The findings are published in the September 2006 issue of the journal "Obstetrics and Gynecology."
Two standard tests--amniocentesis and chorionic villus sampling (CVS)--are common prenatal tests performed during the first and second trimester of pregnancy. Early testing using the CVS procedure has typically been thought to have a higher rate of miscarriage than amniocentesis. However, in a 20-year retrospective comparison study of the two procedures, researchers found that the loss rates for both procedures decreased over time.
"This is a significant finding for use as information in both patient counseling and in establishing widespread prenatal diagnostic and screening programs," said study co-author Mary E. Norton, MD, who is medical director of the Prenatal Diagnostic Center at UCSF Medical Center and associate clinical professor in the UCSF Department of Obstetrics, Gynecology and Reproductive Sciences.
Both amniocentesis and CVS are invasive diagnostic screening methods that carry a small risk of pregnancy loss. Amniocentesis requires insertion of a hollow needle through the abdominal wall and into the uterus to withdraw amniotic fluid. CVS is a biopsy procedure that involves removing a piece of tissue from the placenta. These samples are then cultured and chromosomes analyzed to determine abnormalities associated with Down syndrome and other genetic diseases such as cystic fibrosis, Tay-Sachs disease, and sickle cell disease.

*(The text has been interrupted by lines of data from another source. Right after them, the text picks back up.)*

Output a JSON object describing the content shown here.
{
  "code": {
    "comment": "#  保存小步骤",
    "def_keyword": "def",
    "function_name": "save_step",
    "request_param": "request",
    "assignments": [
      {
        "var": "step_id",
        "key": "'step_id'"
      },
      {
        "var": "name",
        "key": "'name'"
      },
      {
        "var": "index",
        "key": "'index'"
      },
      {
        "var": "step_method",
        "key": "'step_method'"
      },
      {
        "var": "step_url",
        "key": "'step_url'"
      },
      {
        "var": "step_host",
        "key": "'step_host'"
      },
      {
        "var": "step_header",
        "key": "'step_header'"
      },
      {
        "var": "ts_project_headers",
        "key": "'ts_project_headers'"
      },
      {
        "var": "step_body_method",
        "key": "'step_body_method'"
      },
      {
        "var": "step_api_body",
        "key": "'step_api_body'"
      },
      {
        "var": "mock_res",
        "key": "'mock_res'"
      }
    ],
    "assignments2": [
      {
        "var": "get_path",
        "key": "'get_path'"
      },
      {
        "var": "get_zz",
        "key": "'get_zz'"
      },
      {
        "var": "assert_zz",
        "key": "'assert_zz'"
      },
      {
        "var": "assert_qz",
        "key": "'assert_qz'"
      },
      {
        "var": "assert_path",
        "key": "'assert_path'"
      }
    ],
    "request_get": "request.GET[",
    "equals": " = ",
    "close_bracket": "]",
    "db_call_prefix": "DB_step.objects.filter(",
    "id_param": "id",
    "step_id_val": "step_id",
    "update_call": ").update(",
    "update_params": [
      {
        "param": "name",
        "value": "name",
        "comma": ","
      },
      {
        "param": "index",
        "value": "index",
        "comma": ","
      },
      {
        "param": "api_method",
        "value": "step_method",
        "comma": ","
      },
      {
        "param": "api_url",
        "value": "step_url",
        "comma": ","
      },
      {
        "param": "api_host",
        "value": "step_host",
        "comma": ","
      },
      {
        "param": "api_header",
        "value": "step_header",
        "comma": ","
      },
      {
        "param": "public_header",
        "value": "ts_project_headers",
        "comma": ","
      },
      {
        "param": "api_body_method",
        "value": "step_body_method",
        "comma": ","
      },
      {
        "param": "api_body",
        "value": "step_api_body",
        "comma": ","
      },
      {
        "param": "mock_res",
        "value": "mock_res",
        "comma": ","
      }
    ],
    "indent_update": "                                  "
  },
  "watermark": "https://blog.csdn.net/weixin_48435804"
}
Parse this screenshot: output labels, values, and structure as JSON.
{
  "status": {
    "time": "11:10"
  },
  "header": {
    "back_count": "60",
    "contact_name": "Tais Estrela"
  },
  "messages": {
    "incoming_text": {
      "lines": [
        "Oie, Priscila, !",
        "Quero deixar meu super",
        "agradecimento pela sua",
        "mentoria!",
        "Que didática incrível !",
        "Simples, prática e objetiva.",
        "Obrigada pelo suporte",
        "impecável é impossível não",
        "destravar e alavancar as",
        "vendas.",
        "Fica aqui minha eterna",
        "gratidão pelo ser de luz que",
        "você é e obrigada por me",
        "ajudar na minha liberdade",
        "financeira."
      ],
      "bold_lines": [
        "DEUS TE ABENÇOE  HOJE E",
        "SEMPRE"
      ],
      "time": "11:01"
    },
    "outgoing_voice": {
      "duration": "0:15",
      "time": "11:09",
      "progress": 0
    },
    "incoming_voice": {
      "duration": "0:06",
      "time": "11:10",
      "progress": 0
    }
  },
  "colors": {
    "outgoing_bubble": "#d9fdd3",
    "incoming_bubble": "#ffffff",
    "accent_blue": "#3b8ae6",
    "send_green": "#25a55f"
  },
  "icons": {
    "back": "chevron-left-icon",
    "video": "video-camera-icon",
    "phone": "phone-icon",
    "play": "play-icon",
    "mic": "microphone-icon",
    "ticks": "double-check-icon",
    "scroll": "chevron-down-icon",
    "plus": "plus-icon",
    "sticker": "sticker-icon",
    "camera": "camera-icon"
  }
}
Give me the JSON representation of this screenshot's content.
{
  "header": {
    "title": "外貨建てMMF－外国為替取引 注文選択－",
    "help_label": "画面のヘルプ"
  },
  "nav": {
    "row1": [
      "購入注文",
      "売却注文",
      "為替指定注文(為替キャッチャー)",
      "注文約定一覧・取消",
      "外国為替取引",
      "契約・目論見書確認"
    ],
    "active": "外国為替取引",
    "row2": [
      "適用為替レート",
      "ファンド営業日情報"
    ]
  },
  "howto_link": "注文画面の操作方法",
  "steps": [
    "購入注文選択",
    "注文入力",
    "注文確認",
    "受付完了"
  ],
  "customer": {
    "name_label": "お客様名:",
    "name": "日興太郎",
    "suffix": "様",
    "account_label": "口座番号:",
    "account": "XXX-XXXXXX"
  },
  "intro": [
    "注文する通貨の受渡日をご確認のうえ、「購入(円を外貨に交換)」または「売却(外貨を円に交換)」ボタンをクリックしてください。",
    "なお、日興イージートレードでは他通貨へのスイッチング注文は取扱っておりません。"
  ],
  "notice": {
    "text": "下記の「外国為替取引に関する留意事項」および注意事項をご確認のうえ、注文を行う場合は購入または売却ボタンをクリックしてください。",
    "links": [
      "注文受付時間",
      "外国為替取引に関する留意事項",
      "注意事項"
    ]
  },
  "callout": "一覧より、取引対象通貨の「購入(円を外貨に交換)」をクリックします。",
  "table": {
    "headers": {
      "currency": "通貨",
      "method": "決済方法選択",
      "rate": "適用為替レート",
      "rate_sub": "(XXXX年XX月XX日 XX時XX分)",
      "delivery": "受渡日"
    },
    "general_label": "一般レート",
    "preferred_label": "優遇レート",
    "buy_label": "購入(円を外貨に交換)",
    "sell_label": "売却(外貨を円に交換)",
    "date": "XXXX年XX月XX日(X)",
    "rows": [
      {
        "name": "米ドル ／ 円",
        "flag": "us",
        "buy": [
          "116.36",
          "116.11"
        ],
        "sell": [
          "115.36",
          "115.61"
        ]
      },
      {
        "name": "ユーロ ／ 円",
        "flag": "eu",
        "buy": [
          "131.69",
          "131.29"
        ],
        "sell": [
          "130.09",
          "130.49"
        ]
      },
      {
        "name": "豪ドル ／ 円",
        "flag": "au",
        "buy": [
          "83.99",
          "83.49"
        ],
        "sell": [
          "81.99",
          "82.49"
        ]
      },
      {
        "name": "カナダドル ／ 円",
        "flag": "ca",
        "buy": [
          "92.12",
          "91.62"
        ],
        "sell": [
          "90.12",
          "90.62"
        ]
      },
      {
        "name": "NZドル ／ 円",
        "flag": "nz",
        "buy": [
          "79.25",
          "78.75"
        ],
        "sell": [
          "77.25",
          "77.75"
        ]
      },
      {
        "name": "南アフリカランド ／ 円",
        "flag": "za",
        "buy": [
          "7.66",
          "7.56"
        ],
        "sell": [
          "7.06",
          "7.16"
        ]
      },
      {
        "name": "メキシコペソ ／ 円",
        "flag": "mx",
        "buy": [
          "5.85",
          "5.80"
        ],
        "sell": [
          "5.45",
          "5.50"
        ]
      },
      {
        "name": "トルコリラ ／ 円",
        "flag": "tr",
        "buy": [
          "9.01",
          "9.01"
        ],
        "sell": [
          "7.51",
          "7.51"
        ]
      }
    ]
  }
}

CVS can be performed at an earlier gestation period (10-12 weeks) than amniocentesis (16-20 weeks), and therefore is preferred by some patients because of earlier detection of possible abnormalities, according to Norton.